In body copy, captions, and other running text, drop the “http://” or “www.” before a website address unless the site will not load without it. Put the address in a typeface opposite that of accompanying text (for instance, italic type within roman copy) so the reader comprehends it at a glance. If the website address is in parentheses, put the parens in the same typeface as the address.
For instructions, visit the Carpet and Rug Institute’s website at carpet-rug.com.
Check out aham.org.
EBay (ebay.com) is a great source for hard-to-find items.
The Stencil Artisans League shares information about techniques at sal.org.
Illustrations lead browsers through suggestions at nkba.org/homeimp/docs/index.htm.
In display type (cover blurbs, folios, heds, etc.), opposite typeface is not necessary.
Capitalization in website addresses
Treat Meredith websites as brand names by capitalizing before an extension (such as .com or .net) as appropriate. In body copy, captions, and other running text, they should also be set off in an opposite typeface.
Non-Meredith websites should be all lowercase through the extension.
Web address information of Meredith websites following an extension (separated by a slash) is not case-sensitive; for readability, cap each word, including articles and prepositions, after the slash.
Web address information of non-Meredith websites following an extension (separated by a slash) may be case-sensitive and should be lowercase/capped as indicated by the owner of the site.
In display type and other graphic treatments, key letters of Meredith website names can be emphasized with a type treatment other than caps—weight, size, or color, for instance.
Sentence capitalization rules always apply: The first letter of a sentence is always capitalized, whether it’s the t in the, the m in Meredith, or the e in eBay.
Capitalize names of sections within a website.
Click on the Bath Estimator to price flooring and cabinets.
You can save your work using the Projects Folder feature.
For capitalization, punctuation, and type treatment of blog names and podcast names, see Titles of Works.

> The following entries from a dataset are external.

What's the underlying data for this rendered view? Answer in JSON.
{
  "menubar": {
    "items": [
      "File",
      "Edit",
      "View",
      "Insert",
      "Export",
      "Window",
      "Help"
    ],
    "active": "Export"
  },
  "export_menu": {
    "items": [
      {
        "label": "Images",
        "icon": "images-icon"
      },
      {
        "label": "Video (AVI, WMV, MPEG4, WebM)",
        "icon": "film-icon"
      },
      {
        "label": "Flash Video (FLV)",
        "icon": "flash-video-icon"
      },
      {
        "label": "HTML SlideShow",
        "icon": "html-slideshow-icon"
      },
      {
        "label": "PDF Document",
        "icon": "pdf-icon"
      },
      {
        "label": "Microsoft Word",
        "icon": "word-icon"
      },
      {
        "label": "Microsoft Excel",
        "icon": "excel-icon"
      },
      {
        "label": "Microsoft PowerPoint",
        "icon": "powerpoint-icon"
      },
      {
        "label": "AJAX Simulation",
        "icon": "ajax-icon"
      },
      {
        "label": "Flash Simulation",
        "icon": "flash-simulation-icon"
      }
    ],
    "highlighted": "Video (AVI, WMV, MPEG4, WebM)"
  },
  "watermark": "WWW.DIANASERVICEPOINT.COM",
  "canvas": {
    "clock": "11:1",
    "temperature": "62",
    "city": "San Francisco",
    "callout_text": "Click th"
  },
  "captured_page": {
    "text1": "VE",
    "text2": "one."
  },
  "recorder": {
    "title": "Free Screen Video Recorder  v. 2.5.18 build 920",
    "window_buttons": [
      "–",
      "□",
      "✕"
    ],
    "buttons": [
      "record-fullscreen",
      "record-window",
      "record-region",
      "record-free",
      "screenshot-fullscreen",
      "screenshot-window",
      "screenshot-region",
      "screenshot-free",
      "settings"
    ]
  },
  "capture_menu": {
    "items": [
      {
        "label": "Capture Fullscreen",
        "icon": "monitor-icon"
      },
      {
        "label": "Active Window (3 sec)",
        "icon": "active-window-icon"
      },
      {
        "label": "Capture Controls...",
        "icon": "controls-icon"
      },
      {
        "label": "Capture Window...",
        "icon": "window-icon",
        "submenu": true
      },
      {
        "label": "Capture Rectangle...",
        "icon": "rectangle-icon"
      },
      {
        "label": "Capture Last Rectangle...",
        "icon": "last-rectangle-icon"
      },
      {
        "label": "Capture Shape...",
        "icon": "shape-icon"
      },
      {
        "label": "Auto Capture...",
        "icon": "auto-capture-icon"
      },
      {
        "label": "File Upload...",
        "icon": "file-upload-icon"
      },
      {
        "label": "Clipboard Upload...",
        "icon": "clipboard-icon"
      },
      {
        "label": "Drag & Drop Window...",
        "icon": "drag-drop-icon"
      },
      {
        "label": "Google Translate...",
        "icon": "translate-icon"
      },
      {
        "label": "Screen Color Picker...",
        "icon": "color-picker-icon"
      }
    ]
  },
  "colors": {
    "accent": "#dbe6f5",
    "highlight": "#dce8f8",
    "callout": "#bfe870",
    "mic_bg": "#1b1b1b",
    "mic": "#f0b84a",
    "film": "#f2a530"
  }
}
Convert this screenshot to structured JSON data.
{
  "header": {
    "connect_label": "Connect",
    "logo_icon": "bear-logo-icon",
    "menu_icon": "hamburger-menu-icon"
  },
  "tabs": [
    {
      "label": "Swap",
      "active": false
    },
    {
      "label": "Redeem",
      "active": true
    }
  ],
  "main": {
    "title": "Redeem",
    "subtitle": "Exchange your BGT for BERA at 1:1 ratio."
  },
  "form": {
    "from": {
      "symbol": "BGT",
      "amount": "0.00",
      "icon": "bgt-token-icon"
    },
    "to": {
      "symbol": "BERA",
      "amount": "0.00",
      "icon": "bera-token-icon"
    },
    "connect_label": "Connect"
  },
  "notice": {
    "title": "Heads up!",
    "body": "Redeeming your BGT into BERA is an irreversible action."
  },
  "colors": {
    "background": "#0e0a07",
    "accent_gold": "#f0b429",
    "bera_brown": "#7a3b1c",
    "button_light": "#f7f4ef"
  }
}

In redirects in home design, garden, and food titles, avoid punctuation at the end of a URL. (added 9.17.14)
incorrect: For all downloads, go to BHG.com/OrangeFun.
correct: Go to BHG.com/OrangeFun for all downloads.